▶ **Activity**: For every line in the records that has the word "RATE", make a copy.

Entries from a dataset of interfaces:
═══

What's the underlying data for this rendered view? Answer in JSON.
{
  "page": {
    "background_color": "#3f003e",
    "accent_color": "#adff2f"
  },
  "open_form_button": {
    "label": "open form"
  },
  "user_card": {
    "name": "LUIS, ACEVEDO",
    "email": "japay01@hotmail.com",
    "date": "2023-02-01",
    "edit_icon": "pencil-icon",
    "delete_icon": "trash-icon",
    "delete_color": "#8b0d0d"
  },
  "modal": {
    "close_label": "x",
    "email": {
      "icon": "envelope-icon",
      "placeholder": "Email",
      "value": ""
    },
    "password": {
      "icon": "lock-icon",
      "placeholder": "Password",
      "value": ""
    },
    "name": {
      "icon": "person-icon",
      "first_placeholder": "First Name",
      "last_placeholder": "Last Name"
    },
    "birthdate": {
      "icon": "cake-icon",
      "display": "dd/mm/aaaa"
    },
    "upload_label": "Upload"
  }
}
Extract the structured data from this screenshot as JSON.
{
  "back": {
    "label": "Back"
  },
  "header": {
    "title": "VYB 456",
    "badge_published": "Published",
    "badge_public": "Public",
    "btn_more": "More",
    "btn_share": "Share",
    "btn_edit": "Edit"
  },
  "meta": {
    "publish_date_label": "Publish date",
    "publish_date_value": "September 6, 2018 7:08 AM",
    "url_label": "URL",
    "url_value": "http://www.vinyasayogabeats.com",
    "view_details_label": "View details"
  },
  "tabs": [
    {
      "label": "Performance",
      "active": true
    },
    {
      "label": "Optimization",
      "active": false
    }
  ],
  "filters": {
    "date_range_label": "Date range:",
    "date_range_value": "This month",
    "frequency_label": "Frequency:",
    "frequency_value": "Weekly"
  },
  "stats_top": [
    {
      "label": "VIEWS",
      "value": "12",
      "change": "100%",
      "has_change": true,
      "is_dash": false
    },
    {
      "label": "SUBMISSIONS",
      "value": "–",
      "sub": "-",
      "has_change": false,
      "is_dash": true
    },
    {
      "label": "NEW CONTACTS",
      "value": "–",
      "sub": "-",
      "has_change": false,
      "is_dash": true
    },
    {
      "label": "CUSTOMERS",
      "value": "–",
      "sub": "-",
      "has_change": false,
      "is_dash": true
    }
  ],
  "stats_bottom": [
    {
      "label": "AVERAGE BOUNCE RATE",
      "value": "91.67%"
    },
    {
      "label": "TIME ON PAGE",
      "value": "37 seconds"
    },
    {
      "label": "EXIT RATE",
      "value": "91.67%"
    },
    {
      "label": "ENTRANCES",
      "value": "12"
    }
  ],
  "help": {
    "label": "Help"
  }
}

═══

▶ **Expected answer**:
      "label": "AVERAGE BOUNCE RATE",
      "label": "EXIT RATE",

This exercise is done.